(GIVEN ENTRIES begins)
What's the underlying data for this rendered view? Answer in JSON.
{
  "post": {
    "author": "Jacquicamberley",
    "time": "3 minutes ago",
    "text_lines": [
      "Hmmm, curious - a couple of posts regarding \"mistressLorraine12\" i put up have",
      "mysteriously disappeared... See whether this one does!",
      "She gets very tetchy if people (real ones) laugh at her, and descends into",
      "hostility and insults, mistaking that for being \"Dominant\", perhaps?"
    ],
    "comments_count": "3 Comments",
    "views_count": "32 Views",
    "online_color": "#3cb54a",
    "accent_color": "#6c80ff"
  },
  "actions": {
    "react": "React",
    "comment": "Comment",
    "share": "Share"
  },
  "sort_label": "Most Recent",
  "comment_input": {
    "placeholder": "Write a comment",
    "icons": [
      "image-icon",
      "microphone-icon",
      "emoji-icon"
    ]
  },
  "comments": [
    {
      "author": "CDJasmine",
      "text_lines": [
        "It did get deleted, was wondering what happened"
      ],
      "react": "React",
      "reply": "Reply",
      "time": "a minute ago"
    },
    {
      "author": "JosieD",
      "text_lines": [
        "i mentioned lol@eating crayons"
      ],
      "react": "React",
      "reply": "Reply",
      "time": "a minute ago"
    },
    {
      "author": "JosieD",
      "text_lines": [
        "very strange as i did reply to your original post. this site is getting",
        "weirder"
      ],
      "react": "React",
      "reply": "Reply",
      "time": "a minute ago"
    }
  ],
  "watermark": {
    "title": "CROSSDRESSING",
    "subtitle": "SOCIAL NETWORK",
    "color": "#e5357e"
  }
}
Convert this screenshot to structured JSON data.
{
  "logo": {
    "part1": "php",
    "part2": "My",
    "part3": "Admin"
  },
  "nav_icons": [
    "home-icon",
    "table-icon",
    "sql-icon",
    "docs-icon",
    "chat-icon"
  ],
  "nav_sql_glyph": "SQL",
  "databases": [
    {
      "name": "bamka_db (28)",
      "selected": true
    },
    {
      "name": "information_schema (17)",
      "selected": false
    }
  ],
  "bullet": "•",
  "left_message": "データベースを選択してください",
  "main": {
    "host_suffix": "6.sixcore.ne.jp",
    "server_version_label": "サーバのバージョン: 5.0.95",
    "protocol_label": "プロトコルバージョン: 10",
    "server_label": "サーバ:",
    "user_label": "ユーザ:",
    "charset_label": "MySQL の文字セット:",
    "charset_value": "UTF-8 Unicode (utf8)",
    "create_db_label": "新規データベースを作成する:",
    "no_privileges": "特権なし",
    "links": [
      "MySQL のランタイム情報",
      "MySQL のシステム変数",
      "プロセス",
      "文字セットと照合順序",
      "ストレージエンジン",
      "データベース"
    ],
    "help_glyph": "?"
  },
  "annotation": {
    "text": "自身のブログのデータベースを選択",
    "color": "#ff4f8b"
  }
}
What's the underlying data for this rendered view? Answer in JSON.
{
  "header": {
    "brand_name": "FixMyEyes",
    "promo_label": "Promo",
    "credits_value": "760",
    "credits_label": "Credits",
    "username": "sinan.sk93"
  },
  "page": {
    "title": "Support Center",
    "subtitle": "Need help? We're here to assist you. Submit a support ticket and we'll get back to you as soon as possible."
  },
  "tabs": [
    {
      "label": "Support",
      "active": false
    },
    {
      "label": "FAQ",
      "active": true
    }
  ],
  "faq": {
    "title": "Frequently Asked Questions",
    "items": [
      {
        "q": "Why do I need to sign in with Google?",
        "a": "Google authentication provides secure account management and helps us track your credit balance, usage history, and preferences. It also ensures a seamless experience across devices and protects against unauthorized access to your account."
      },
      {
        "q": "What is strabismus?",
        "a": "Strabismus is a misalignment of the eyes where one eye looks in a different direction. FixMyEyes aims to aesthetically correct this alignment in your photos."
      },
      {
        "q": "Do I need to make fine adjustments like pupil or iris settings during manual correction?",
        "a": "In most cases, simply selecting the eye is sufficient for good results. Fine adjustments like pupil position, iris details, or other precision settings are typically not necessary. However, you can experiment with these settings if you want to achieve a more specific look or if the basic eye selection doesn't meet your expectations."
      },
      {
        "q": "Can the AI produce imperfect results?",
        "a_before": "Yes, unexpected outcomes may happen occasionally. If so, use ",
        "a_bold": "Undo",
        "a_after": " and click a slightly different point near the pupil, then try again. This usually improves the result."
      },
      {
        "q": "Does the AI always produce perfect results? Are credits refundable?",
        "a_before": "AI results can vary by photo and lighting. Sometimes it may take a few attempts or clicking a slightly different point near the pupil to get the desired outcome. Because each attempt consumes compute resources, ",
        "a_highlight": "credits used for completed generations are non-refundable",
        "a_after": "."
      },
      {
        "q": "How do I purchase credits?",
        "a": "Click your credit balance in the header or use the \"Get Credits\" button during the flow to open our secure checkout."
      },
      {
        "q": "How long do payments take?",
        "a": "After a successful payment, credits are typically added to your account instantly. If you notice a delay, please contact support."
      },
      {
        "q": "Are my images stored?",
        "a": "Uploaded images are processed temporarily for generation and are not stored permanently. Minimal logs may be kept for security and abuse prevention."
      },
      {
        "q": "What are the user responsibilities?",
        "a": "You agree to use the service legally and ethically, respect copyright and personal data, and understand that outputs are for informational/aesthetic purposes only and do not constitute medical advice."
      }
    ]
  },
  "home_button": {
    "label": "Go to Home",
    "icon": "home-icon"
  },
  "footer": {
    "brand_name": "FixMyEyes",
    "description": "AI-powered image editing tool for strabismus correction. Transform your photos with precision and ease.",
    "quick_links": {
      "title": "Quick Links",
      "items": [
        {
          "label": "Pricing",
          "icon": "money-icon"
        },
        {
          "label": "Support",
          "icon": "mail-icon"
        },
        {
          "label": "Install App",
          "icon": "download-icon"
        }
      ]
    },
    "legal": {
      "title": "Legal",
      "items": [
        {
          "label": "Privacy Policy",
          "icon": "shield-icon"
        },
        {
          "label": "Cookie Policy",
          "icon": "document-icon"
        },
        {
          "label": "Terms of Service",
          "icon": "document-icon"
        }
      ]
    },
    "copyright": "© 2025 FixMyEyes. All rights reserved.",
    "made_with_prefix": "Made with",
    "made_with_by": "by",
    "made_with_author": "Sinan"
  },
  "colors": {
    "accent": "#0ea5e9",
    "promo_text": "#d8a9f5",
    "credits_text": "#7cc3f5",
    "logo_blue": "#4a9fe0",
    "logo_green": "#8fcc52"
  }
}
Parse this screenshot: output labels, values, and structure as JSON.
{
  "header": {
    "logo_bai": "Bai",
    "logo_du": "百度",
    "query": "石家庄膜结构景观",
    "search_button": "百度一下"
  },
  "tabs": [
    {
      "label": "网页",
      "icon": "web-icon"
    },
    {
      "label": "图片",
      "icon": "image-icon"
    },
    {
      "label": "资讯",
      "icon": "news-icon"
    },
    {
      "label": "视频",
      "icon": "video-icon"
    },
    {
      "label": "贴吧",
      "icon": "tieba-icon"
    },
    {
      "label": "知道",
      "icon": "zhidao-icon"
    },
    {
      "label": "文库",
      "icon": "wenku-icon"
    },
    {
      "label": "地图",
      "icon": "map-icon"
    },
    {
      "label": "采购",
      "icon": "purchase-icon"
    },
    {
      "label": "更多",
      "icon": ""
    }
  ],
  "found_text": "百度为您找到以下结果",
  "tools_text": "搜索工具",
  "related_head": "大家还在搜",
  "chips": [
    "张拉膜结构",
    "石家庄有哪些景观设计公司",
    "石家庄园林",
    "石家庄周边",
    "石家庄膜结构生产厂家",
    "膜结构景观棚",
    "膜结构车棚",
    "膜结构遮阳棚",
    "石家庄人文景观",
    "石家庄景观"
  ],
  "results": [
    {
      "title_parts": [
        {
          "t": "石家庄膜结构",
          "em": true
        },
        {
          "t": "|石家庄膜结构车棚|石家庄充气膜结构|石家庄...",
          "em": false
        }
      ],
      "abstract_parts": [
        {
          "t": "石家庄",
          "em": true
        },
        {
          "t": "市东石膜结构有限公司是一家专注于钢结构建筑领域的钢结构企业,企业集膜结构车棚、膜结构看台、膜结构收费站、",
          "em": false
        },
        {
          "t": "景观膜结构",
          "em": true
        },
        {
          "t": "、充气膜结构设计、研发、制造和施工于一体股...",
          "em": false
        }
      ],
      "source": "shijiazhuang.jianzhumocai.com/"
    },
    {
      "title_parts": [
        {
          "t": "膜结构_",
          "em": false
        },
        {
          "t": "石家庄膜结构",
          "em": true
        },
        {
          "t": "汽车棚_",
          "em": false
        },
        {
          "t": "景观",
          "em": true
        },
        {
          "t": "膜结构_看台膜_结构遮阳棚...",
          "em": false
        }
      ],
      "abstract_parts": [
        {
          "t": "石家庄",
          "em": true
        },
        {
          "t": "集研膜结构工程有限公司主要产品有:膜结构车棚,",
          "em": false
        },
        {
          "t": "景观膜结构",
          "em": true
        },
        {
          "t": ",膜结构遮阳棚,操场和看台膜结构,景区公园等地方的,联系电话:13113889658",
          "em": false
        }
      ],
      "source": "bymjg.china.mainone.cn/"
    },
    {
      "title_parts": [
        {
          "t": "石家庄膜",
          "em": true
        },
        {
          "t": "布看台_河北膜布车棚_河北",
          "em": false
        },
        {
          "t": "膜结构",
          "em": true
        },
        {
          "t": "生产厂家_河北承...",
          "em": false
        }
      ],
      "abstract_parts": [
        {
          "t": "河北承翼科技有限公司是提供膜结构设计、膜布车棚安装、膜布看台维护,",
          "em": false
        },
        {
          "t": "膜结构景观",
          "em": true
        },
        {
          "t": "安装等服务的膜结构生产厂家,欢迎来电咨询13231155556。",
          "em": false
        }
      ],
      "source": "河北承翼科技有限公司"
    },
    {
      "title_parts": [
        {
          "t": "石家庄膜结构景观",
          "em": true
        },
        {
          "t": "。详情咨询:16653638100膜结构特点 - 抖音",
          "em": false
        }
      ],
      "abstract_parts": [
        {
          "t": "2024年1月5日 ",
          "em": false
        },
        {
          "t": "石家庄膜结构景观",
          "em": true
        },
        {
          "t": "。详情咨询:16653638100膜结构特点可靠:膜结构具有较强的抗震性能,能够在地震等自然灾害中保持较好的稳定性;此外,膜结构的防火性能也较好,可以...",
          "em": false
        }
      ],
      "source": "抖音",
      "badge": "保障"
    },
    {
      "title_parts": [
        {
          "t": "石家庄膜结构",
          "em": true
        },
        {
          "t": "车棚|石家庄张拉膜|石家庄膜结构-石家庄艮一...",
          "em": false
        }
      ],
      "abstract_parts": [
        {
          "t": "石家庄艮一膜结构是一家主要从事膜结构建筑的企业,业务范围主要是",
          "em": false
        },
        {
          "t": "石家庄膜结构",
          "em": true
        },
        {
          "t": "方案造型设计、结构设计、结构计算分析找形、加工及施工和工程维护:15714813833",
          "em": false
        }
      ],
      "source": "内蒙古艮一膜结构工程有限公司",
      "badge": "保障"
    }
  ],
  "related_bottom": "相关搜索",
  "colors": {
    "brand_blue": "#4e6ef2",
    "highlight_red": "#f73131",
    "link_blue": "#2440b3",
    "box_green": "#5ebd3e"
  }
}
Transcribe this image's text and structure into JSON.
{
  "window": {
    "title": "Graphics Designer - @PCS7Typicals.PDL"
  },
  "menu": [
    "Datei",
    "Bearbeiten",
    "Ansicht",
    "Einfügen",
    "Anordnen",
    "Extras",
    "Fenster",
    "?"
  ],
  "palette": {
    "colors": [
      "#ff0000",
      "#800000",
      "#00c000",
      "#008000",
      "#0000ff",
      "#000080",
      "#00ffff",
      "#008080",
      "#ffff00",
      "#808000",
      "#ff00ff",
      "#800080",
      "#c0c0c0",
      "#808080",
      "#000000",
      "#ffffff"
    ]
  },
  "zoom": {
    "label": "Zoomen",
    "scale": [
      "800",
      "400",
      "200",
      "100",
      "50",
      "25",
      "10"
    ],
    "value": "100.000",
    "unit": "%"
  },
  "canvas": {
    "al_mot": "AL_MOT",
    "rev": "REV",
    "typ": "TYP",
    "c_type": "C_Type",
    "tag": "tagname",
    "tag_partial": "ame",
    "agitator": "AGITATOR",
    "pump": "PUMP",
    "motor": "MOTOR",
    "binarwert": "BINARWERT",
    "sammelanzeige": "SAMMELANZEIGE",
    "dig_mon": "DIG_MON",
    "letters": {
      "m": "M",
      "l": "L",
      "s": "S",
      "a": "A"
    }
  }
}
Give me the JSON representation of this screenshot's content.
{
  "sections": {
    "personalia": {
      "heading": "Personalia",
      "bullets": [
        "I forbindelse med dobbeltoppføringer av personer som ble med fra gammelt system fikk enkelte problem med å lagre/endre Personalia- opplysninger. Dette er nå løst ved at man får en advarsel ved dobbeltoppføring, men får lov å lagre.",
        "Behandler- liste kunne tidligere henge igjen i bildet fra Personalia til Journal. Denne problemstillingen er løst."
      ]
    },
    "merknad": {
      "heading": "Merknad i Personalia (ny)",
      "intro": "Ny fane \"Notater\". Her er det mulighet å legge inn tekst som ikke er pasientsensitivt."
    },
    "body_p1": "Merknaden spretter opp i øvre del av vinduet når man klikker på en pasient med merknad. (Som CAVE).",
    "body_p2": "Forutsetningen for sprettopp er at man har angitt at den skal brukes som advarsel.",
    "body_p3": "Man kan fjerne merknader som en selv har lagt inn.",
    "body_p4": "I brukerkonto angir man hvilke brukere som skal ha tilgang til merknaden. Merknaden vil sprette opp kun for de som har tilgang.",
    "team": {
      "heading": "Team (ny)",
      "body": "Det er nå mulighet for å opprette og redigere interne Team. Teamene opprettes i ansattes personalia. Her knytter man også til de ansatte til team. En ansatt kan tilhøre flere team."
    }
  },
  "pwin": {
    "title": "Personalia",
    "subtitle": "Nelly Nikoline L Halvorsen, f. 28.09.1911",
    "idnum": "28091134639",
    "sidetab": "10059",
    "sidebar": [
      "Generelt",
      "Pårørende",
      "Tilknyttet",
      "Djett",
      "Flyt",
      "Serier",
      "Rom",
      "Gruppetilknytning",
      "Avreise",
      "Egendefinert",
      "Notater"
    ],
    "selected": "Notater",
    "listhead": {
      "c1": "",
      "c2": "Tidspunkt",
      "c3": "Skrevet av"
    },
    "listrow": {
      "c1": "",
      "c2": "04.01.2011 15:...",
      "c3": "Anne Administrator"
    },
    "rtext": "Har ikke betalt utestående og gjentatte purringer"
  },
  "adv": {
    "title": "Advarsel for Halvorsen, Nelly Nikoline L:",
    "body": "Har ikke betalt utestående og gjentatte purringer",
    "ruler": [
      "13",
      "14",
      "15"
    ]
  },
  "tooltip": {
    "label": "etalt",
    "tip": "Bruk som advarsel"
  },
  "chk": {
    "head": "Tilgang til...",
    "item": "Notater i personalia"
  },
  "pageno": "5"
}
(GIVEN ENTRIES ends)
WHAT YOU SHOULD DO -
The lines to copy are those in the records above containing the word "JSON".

EXPECTED ANSWER -
What's the underlying data for this rendered view? Answer in JSON.
Convert this screenshot to structured JSON data.
What's the underlying data for this rendered view? Answer in JSON.
Parse this screenshot: output labels, values, and structure as JSON.
Transcribe this image's text and structure into JSON.
Give me the JSON representation of this screenshot's content.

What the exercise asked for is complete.